This tree had always been well known by local people, but during Victorian times, the Major Oak became a popular visiting place. Tourists started coming to Edwinstowe by train and then by carriage to see the magnificent tree. Today, it attracts over 900,000 people a year, who come from all over the World to see ‘Robin Hood’s tree’; one of the reasons why it has to be fenced off!

Some of the famous visitors who are known to have visited the legendary giant oak include the botanist David Bellamy, Cilla Black, Bernard Miles, Jack Palance and Maureen Lipman. The list also has a merry bunch of ‘Robin Hoods’, such as Richard Todd, Michael Praed and Jason Connery.

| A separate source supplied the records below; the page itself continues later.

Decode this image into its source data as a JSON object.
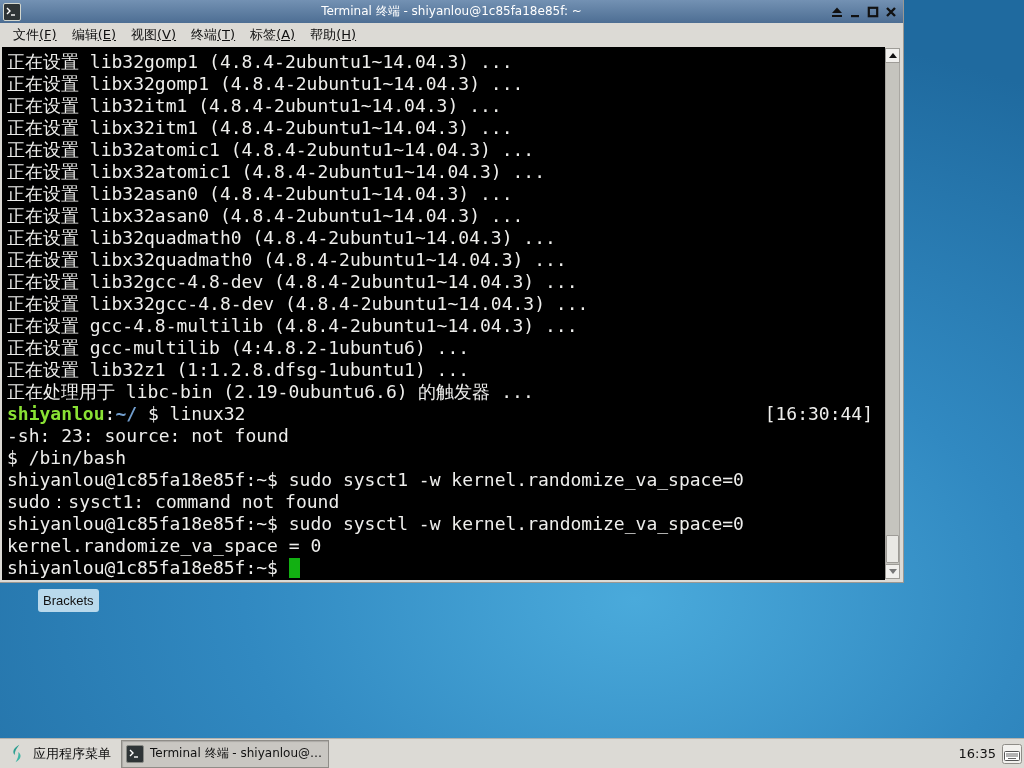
{
  "window": {
    "title": "Terminal 终端 - shiyanlou@1c85fa18e85f: ~"
  },
  "menu": [
    {
      "label": "文件",
      "accel": "(F)"
    },
    {
      "label": "编辑",
      "accel": "(E)"
    },
    {
      "label": "视图",
      "accel": "(V)"
    },
    {
      "label": "终端",
      "accel": "(T)"
    },
    {
      "label": "标签",
      "accel": "(A)"
    },
    {
      "label": "帮助",
      "accel": "(H)"
    }
  ],
  "terminal": {
    "lines": [
      {
        "kind": "output",
        "text": "正在设置 lib32gomp1 (4.8.4-2ubuntu1~14.04.3) ..."
      },
      {
        "kind": "output",
        "text": "正在设置 libx32gomp1 (4.8.4-2ubuntu1~14.04.3) ..."
      },
      {
        "kind": "output",
        "text": "正在设置 lib32itm1 (4.8.4-2ubuntu1~14.04.3) ..."
      },
      {
        "kind": "output",
        "text": "正在设置 libx32itm1 (4.8.4-2ubuntu1~14.04.3) ..."
      },
      {
        "kind": "output",
        "text": "正在设置 lib32atomic1 (4.8.4-2ubuntu1~14.04.3) ..."
      },
      {
        "kind": "output",
        "text": "正在设置 libx32atomic1 (4.8.4-2ubuntu1~14.04.3) ..."
      },
      {
        "kind": "output",
        "text": "正在设置 lib32asan0 (4.8.4-2ubuntu1~14.04.3) ..."
      },
      {
        "kind": "output",
        "text": "正在设置 libx32asan0 (4.8.4-2ubuntu1~14.04.3) ..."
      },
      {
        "kind": "output",
        "text": "正在设置 lib32quadmath0 (4.8.4-2ubuntu1~14.04.3) ..."
      },
      {
        "kind": "output",
        "text": "正在设置 libx32quadmath0 (4.8.4-2ubuntu1~14.04.3) ..."
      },
      {
        "kind": "output",
        "text": "正在设置 lib32gcc-4.8-dev (4.8.4-2ubuntu1~14.04.3) ..."
      },
      {
        "kind": "output",
        "text": "正在设置 libx32gcc-4.8-dev (4.8.4-2ubuntu1~14.04.3) ..."
      },
      {
        "kind": "output",
        "text": "正在设置 gcc-4.8-multilib (4.8.4-2ubuntu1~14.04.3) ..."
      },
      {
        "kind": "output",
        "text": "正在设置 gcc-multilib (4:4.8.2-1ubuntu6) ..."
      },
      {
        "kind": "output",
        "text": "正在设置 lib32z1 (1:1.2.8.dfsg-1ubuntu1) ..."
      },
      {
        "kind": "output",
        "text": "正在处理用于 libc-bin (2.19-0ubuntu6.6) 的触发器 ..."
      },
      {
        "kind": "prompt",
        "user": "shiyanlou",
        "separator": ":",
        "path": "~/",
        "command": " $ linux32",
        "time": "[16:30:44]"
      },
      {
        "kind": "output",
        "text": "-sh: 23: source: not found"
      },
      {
        "kind": "output",
        "text": "$ /bin/bash"
      },
      {
        "kind": "output",
        "text": "shiyanlou@1c85fa18e85f:~$ sudo sysct1 -w kernel.randomize_va_space=0"
      },
      {
        "kind": "output",
        "text": "sudo：sysct1: command not found"
      },
      {
        "kind": "output",
        "text": "shiyanlou@1c85fa18e85f:~$ sudo sysctl -w kernel.randomize_va_space=0"
      },
      {
        "kind": "output",
        "text": "kernel.randomize_va_space = 0"
      },
      {
        "kind": "input",
        "text": "shiyanlou@1c85fa18e85f:~$",
        "cursor": true
      }
    ]
  },
  "desktop_icons": [
    {
      "label": "Brackets"
    }
  ],
  "taskbar": {
    "app_menu": "应用程序菜单",
    "tasks": [
      {
        "label": "Terminal 终端 - shiyanlou@…",
        "selected": true
      }
    ],
    "clock": "16:35"
  }
}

I have recently been invited to join a Facebook group dedicated to the Major Oak and its celebratory day on the 20th February (Major Hayman Rooke’s birthday). The page is administered by Adrian Wison and is at Please come and join this celebration of the world’s most famous tree!

Robin Hood kills Red Gill

This great still from Walt Disney’s Story of Robin Hood and his Merrie Men (1952) shows Richard Todd as Robin Hood looking at the dead body of Red Gill (Archie Duncan). In this dramatic scene Robin had just killed Red Gill, after witnessing the murder of his father, who was shot in the back by the Sheriff’s henchman, hiding in a tree. In the background the Sheriff’s foresters can be seen ready to pursue Robin through the forest.

The picture clearly shows the remarkable ancient pollarded tree that is typical of those found in Burnham Beeches in Buckinghamshire. This was the location chosen to be ‘Sherwood Forest,’ not only because of its close proximity to Denham Studios but also because of its amazing ancient woodland that was ideal as a backdrop to this classic tale.